Olympian Juliet Cuthbert-Flynn on Wednesday revealed that she had an abortion at age 19. Cuthbert-Flynn, 55, who subsequently gave birth to two children, said she decided to terminate the pregnancy in order to save her life.
The member of parliament for West Rural St Andrew revealed that she had a brain tumour that was pressing on her optic nerve, causing her severe headaches.
“I would have gone blind. I was 19, and I had to have surgery,” the first-time lawmaker said during a sitting of Parliament’s Human Resources and Social Development Committee. The committee is hearing submissions from the public on a motion moved by Cuthbert-Flynn seeking to legalise abortion.

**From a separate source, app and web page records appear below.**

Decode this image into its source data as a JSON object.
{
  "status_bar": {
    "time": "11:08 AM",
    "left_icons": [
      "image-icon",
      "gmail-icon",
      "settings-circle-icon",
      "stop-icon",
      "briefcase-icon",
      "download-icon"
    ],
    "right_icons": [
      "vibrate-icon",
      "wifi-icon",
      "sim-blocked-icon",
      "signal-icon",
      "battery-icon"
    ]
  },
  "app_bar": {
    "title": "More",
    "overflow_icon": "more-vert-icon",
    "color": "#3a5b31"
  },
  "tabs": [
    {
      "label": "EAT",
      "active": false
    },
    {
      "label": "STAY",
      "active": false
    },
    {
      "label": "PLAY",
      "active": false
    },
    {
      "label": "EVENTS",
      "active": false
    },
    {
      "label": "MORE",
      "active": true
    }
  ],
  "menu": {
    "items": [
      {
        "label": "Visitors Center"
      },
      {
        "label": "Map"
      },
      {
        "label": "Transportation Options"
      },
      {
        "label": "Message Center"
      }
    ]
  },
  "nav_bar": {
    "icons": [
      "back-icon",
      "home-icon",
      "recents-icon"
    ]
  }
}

"I chose my life over something that I was not certain about; I did not plan on it and because I was told that I could not have gotten pregnant. I went on to have two more children. It doesn't mean as you state that you chose life because you are for life. I think people who have abortions, it's not that they're not for life why they choose to have an abortion, it is possibly their circumstance why they chose to have an abortion, and that person was me at age 19," she explained.

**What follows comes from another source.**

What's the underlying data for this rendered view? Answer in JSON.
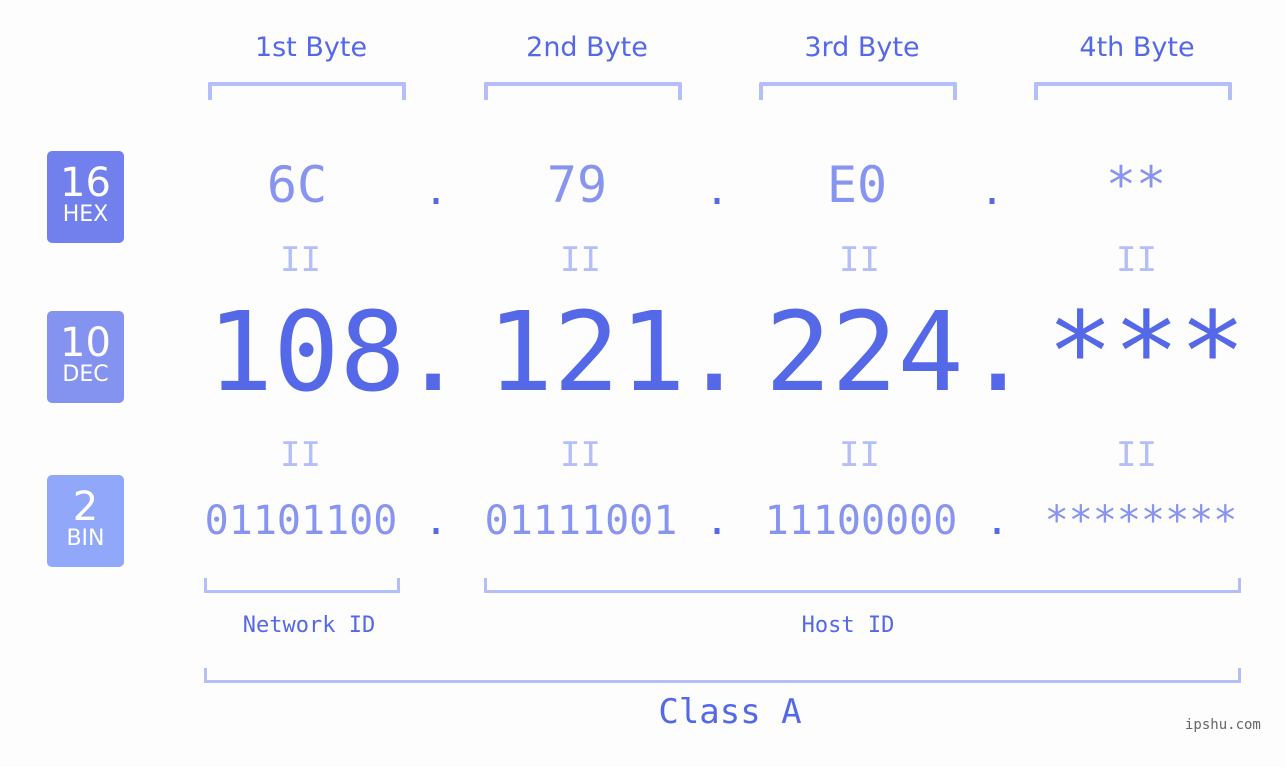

Cuthbert-Flynn’s revelation came after anti-abortion advocate Carole Bridge also shared deeply personal details of how, amid an “inconvenient pregnancy” and medical treatment for a brain tumour, she ignored a suggestion by her physician to have an abortion.
“The immediate reaction of the highly qualified professor at the University Hospital of the West Indies was to insist that the only course of action was for me to have an abortion and as quickly as possible,” Bridge said.
“His reasons were the drug would result in foetal abnormality and the strong possibility that the tumour could cause blindness because of its proximity to my optic nerve. Subsequent discussions with the doctor proved to be even more dire, regarding the medical outcome of keeping my child. Yet, nine months later, I delivered a perfectly healthy baby girl,” she revealed.
However, Cuthbert-Flynn had a different experience.
“This was a life-saving effort for me because my headaches were so severe. I could not function. I was passing out every week – fainting, dropping down on the track, ending up in the hospital on a drip – not knowing what was wrong with me,” she recounted.
“I was not going to take that chance. I wanted to live, me,” Cuthbert-Flynn said.